issued in both the United States and the Confederacy near the
beginning of the Civil War.
As it became obvious that the war was going to be a prolonged
struggle, the nation underwent its greatest currency crisis since the
Panic of 1837, also a period of economic and political uncertainty. As
occurred during the earlier panic, coins during the Civil War, even
the humble cent, started to disappear from circulation in 1861 and 1862.
In reaction to this widespread hoarding (one popular story of the
time suggested that the second floor of a warehouse collapsed under
the weight of kegs of cents being stored there), substitutes were
quickly devised and thrown into the breach. Some of the first humble
attempts involved circulating uncanceled postage stamps in order to
Post offices across the nation quickly ran out of stamps while at
the same time refusing to redeem sticky dirty piles of stuck together
stamps when the more aggressive segments of the population tried to
redeem them for more traditional forms of cash.
The next step was putting stamps in envelopes of various
“denominations,” which was OK until the more larcenous segments of the
population “shorted” the stamps in the envelopes (putting, for
example, only 35 cents worth of stamps in a 50-cent envelope, passing
it, and pocketing the 15-cent profit).
Salmon P. Chase is credited with inventing postage and fractional
currency, which were small notes that initially had pictures of stamps
on them. Ultimately these federal fractional notes broke the small
change shortage by about 1863 to 1864.
The private sector also offered several alternatives such as the
short-lived encased postage stamps, which featured a postage stamp in
a brass shell with a mica window so that the stamp could be seen but
By far, the two most popular alternatives were small copper
tokens, the size of the then current Indian Head cent, and private
paper scrip issued by thousands of local merchants, businesses and
municipalities. The Civil War tokens were composed of two types —
patriotic and store card types. The former contained patriotic images
and slogans but were issued anonymously. The latter were issued by
various businesses and contained information about the issuer as part
of their design.
I’ve always enjoyed the paper scrip notes; little scraps of
printed paper serving as IOUs for countless issuers. But far rarer are
the scrip issues that utilized cardboard rather than either metal or
paper. Most of cardboard scrip issues are relatively small and without
much ornamentation but I really like them.
Most issuers who selected cardboard probably did so because they
believed it had a longer circulation life than paper and was cheaper
than metal tokens.
A lot of the surviving cardboard scrip shows signs of circulation
like rounded corners, soiling and creases. It shows that these little
scraps of cardboard could really “take it.” Next time you run into one
of these, consider the odds against its survival, and give it a good
retirement home in your collection!
Wendell Wolka has been a paper money collector and educator for
more than 40 years.
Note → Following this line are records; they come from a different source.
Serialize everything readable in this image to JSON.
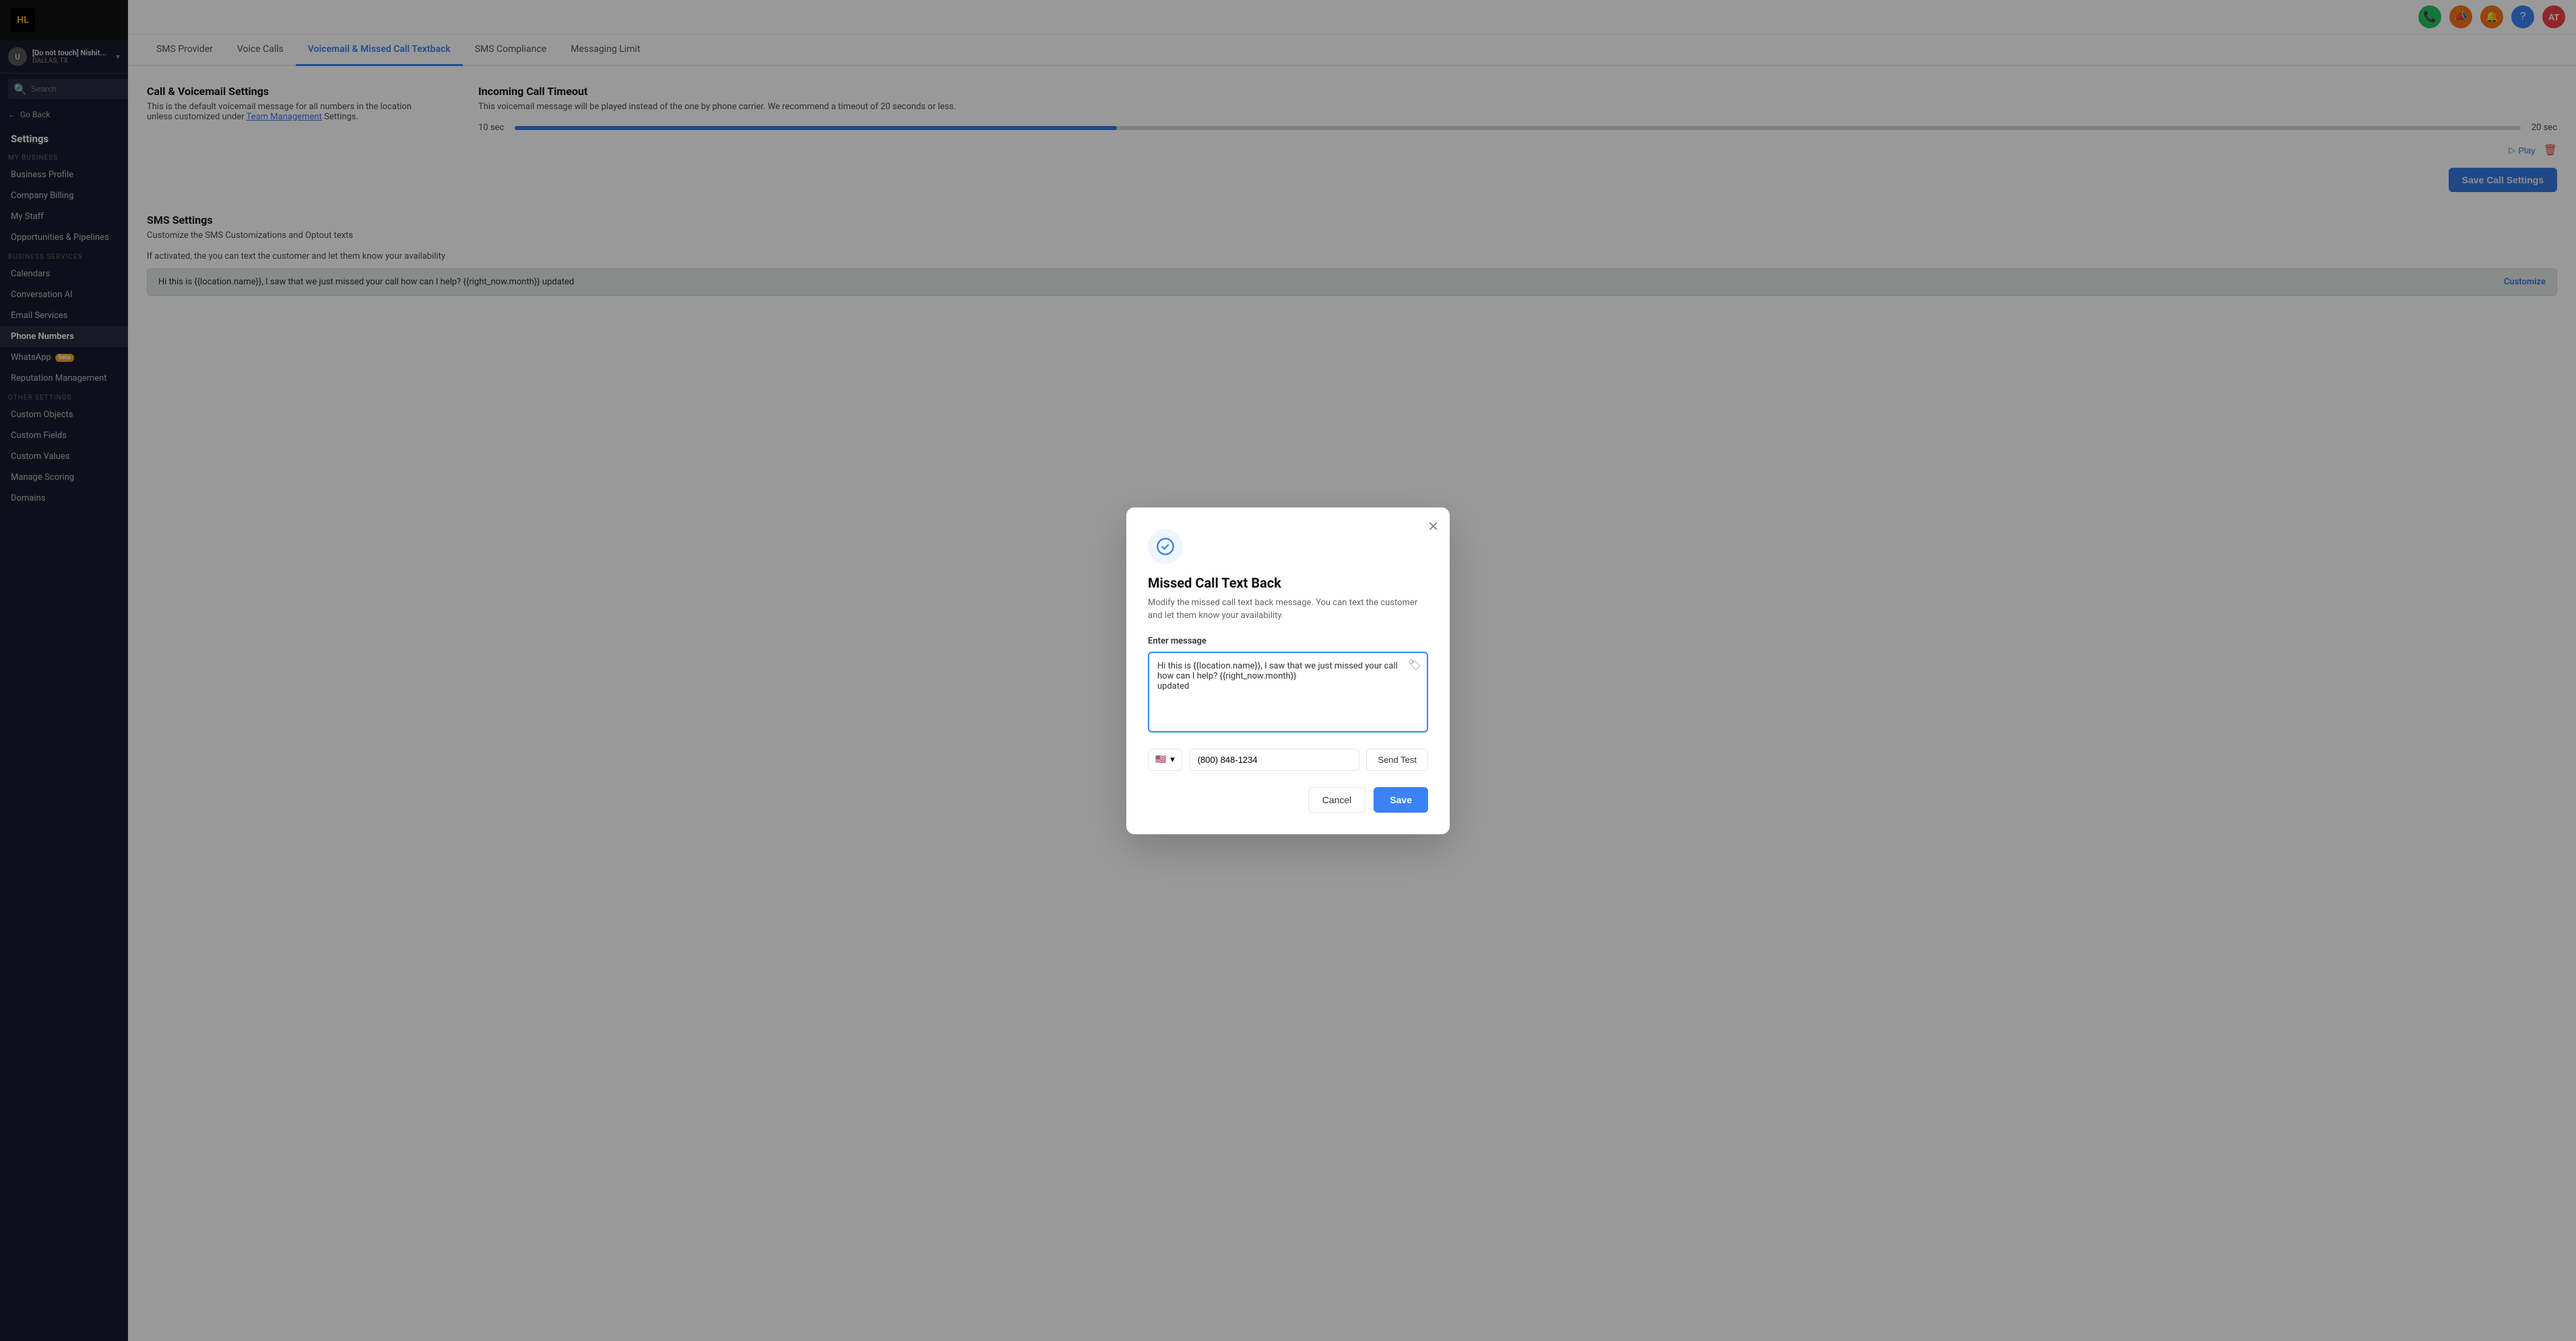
{
  "sidebar": {
    "logo_text": "HL",
    "account_name": "[Do not touch] Nishit...",
    "account_sub": "DALLAS, TX",
    "search_placeholder": "Search",
    "go_back_label": "Go Back",
    "settings_heading": "Settings",
    "section_my_business": "MY BUSINESS",
    "section_business_services": "BUSINESS SERVICES",
    "section_other_settings": "OTHER SETTINGS",
    "items_my_business": [
      {
        "id": "business-profile",
        "label": "Business Profile"
      },
      {
        "id": "company-billing",
        "label": "Company Billing"
      },
      {
        "id": "my-staff",
        "label": "My Staff"
      },
      {
        "id": "opportunities-pipelines",
        "label": "Opportunities & Pipelines"
      }
    ],
    "items_business_services": [
      {
        "id": "calendars",
        "label": "Calendars"
      },
      {
        "id": "conversation-ai",
        "label": "Conversation AI"
      },
      {
        "id": "email-services",
        "label": "Email Services"
      },
      {
        "id": "phone-numbers",
        "label": "Phone Numbers",
        "active": true
      },
      {
        "id": "whatsapp",
        "label": "WhatsApp",
        "badge": "beta"
      },
      {
        "id": "reputation-management",
        "label": "Reputation Management"
      }
    ],
    "items_other_settings": [
      {
        "id": "custom-objects",
        "label": "Custom Objects"
      },
      {
        "id": "custom-fields",
        "label": "Custom Fields"
      },
      {
        "id": "custom-values",
        "label": "Custom Values"
      },
      {
        "id": "manage-scoring",
        "label": "Manage Scoring"
      },
      {
        "id": "domains",
        "label": "Domains"
      }
    ]
  },
  "header": {
    "icons": [
      "phone",
      "megaphone",
      "bell",
      "question",
      "avatar"
    ],
    "avatar_text": "AT"
  },
  "tabs": [
    {
      "id": "sms-provider",
      "label": "SMS Provider"
    },
    {
      "id": "voice-calls",
      "label": "Voice Calls"
    },
    {
      "id": "voicemail-missed-call",
      "label": "Voicemail & Missed Call Textback",
      "active": true
    },
    {
      "id": "sms-compliance",
      "label": "SMS Compliance"
    },
    {
      "id": "messaging-limit",
      "label": "Messaging Limit"
    }
  ],
  "call_voicemail": {
    "title": "Call & Voicemail Settings",
    "desc": "This is the default voicemail message for all numbers in the location unless customized under",
    "link_text": "Team Management",
    "link_suffix": "Settings."
  },
  "incoming_call": {
    "title": "Incoming Call Timeout",
    "desc": "This voicemail message will be played instead of the one by phone carrier. We recommend a timeout of 20 seconds or less.",
    "slider_left": "10 sec",
    "slider_right": "20 sec",
    "play_label": "Play",
    "save_call_settings": "Save Call Settings"
  },
  "sms_settings": {
    "title": "SMS Settings",
    "desc": "Customize the SMS Customizations and Optout texts",
    "activation_text": "If activated, the you can text the customer and let them know your availability",
    "preview_text": "Hi this is {{location.name}}, I saw that we just missed your call how can I help? {{right_now.month}} updated",
    "customize_label": "Customize"
  },
  "modal": {
    "title": "Missed Call Text Back",
    "desc": "Modify the missed call text back message. You can text the customer and let them know your availability.",
    "enter_message_label": "Enter message",
    "message_text": "Hi this is {{location.name}}, I saw that we just missed your call\nhow can I help? {{right_now.month}}\nupdated",
    "phone_flag": "🇺🇸",
    "phone_number": "(800) 848-1234",
    "send_test_label": "Send Test",
    "cancel_label": "Cancel",
    "save_label": "Save",
    "close_aria": "Close dialog"
  }
}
If you have questions or suggestions, you can
reach him by email at firstname.lastname@example.org, or by mail at
Box 1211, Greenwood, IN 46142. Send a self-addressed, stamped envelope
if a written response is required.